Using skills developed in the 'Cultural History and Change' and the ‘Practical Field Archaeology: Methods and Practice’ modules from the previous year, students embark on a challenging investigation. Starting with a desktop study, students will consult regressive maps, aerial photographs, existing publications and journals, LIDAR results and search the Historic Environment Record (HER) to collate current information and theory. A design will then be constructed outlining possible questions that can be answered by conducting further research, or perhaps outlining what elements need further investigation to enable an accurate reconstruction to be proposed for the site for a certain period. Following this first tier work, practical fieldwork investigations (which can range from landscape survey and fieldwalking to core sampling and excavation) will be undertaken with the aim of producing an original piece of work to professional standards which may add to the current understanding of the chosen site, or perhaps re-interpret current thinking.
The results of the study must contain elements of originality. By conducting this independent study students will gain valuable experience in collecting original data and writing reports that include their subsequent analysis and interpretation.
To achieve credit for this module students must be able to:
- Undertake a desktop study containing multiple elements.
- Construct a research design containing targets.
- Undertake further develop individual research skills and to collect original data.
- Produce a short report evidencing all field recorded materials, concluding with a summary of the work and findings.
|Coursework||A detailed landscape investigation report clearly demonstrating original thought and interpretation (or reinterpretation based on original research) of an archaeological or historical feature or landscape||100%|
Students should be familiar with the content of at least one of the following:
- Barker, P. (1993). Techniques of Archaeological Excavation. 3rd Edition, Routledge.
- Grant, J., Gorin, S. and Fleming, N. (2008) The archaeology coursebook: An introduction to themes, sites, methods and skills. 3rd Ed. Routledge
- Greene, K. and Moore, T. (2010) Archaeology: An introduction. 6th Ed. Routledge
- Renfrew, C. and Bahn, P. (2008) Archaeology: Theories, methods and practice. 5th Ed. Thames and Hudson
- Gater, J. and Gaffney, C. F. (2003) Revealing the buried past: Geophysics for archaeologists.
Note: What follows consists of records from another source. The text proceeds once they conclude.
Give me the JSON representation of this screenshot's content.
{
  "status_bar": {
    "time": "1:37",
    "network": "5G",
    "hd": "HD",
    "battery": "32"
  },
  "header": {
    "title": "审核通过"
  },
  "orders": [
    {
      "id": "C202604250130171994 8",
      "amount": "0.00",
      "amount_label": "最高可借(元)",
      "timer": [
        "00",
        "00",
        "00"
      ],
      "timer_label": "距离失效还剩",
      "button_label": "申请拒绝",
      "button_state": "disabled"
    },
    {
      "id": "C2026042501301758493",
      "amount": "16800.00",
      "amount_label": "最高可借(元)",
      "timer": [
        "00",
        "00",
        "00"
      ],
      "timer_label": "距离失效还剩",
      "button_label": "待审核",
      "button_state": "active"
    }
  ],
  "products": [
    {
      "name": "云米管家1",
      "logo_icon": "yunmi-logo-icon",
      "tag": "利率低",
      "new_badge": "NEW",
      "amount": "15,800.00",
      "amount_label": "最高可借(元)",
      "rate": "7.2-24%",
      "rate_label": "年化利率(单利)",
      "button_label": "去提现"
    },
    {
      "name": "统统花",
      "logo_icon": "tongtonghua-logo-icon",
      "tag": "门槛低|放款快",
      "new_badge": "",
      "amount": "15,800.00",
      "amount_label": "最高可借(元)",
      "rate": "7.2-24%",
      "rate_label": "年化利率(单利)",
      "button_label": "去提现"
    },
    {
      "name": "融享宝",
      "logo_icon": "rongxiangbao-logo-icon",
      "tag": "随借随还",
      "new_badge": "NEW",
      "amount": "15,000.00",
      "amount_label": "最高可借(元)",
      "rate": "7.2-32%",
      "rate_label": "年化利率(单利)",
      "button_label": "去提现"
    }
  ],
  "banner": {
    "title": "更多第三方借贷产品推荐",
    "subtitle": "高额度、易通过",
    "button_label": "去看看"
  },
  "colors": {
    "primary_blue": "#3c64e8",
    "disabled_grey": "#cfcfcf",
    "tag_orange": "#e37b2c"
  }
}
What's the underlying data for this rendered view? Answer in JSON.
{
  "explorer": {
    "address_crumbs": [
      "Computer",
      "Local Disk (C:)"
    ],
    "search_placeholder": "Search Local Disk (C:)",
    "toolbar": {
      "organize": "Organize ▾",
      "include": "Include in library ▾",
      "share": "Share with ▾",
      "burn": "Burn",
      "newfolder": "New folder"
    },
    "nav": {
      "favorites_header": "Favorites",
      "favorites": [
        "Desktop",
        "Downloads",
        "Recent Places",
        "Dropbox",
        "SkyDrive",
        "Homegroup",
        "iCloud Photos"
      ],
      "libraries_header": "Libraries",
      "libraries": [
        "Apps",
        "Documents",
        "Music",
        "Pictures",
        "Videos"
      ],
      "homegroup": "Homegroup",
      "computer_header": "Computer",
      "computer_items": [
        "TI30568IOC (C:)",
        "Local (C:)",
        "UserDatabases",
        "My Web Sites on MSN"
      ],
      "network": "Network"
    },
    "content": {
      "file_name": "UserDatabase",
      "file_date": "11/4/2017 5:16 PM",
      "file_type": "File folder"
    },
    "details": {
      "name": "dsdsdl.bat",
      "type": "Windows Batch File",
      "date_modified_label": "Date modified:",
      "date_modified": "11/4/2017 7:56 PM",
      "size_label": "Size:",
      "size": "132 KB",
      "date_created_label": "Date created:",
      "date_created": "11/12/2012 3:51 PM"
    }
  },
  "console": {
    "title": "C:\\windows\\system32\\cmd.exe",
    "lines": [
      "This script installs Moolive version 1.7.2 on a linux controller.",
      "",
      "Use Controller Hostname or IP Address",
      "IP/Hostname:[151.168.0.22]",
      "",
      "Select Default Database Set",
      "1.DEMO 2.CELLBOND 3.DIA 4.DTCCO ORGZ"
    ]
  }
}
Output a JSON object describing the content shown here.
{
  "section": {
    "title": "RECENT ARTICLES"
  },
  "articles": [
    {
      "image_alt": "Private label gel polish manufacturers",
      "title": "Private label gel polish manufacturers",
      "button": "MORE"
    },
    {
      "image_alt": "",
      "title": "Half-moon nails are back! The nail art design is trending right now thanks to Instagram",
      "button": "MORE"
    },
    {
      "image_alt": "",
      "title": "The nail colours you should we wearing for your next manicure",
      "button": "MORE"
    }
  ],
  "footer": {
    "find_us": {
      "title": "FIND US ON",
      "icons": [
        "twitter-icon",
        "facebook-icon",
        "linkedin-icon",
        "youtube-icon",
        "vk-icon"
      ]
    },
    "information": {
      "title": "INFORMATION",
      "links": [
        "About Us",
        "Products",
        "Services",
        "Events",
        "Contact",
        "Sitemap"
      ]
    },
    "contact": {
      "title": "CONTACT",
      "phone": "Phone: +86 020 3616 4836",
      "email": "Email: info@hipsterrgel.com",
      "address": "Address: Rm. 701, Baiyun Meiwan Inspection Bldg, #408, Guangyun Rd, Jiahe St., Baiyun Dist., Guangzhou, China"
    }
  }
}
The History Press
- Muskett, J. (1995) Site Surveying. 2nd Ed. Wiley-Blackwell
- Orton, C. (2000) Sampling in archaeology. Cambridge University Press
- Wilkinson, K. and Stevens, C. (2003) Environmental archaeology: approaches, techniques and applications. Tempus Publishing
- Conservation Bulletin. English Heritage. https://www.english-heritage.org.uk/publications/conservation-bulletin/
- Journal of Environmental Education. Routledge, Taylor and Frances Group. http://www.tandfonline.com/toc/vjee20/current